AVAILABLE DATA |

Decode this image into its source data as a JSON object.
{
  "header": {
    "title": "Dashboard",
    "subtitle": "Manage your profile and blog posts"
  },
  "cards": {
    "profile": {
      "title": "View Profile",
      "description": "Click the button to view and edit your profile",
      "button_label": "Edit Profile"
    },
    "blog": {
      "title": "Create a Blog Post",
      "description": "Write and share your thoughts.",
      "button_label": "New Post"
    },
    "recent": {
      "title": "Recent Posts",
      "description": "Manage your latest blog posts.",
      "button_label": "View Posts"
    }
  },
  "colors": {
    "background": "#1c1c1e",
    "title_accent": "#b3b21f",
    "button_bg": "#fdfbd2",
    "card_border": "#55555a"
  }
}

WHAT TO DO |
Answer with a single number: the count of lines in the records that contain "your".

WRITTEN SOLUTION |
4